Dataset rows for apps and sites —

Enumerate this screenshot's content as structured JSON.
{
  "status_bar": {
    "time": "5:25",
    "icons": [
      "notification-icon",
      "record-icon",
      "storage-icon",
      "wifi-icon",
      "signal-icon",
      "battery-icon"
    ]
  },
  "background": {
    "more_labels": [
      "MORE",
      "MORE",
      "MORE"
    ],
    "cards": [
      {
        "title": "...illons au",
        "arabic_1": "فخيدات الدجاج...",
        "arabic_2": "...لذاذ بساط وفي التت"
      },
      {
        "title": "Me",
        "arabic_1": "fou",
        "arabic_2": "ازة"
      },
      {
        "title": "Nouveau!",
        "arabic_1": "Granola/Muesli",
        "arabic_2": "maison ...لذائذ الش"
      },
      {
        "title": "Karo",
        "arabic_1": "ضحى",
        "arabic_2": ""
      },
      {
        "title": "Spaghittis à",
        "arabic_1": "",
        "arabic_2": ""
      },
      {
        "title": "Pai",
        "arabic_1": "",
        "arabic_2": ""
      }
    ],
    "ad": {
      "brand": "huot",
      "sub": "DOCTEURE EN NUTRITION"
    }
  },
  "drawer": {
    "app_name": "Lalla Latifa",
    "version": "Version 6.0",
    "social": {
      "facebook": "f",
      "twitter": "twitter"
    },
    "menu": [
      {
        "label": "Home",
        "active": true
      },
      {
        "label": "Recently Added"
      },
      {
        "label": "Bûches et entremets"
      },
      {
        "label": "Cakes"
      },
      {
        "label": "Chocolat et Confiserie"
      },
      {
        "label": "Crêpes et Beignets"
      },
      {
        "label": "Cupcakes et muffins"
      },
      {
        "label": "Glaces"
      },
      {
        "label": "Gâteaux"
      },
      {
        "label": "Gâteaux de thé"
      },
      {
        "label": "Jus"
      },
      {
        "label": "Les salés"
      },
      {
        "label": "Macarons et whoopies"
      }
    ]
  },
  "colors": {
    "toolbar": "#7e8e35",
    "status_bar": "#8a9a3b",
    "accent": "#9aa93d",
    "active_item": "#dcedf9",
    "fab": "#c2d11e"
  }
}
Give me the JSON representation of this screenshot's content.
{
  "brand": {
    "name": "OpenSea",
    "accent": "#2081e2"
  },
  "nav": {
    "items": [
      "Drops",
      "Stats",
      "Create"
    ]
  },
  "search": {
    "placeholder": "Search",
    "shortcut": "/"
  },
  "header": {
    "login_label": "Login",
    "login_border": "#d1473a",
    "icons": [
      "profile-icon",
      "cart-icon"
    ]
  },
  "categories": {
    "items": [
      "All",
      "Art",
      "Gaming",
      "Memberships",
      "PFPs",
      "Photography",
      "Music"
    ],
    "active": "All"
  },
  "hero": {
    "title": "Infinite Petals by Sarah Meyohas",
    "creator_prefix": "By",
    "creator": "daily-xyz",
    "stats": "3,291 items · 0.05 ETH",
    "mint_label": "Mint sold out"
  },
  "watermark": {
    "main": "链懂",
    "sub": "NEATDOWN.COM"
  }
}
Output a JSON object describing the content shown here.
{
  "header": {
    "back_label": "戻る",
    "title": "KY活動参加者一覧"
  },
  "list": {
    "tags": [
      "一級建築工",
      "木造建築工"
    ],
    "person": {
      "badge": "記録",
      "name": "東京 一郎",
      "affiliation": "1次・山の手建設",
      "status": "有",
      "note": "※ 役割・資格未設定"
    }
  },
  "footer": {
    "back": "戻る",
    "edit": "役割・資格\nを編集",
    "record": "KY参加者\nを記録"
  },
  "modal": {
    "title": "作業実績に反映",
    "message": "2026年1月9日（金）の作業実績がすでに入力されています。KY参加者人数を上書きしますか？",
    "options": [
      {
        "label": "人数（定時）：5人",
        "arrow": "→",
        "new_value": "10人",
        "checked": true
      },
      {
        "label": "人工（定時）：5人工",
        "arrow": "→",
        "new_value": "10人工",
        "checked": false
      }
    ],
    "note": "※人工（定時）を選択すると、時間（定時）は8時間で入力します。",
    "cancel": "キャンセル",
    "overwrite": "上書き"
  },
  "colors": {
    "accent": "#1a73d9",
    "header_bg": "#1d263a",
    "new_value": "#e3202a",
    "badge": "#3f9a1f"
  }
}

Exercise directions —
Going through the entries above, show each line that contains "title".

Your response —
        "title": "...illons au",
        "title": "Me",
        "title": "Nouveau!",
        "title": "Karo",
        "title": "Spaghittis à",
        "title": "Pai",
    "title": "Infinite Petals by Sarah Meyohas",
    "title": "KY活動参加者一覧"
    "title": "作業実績に反映",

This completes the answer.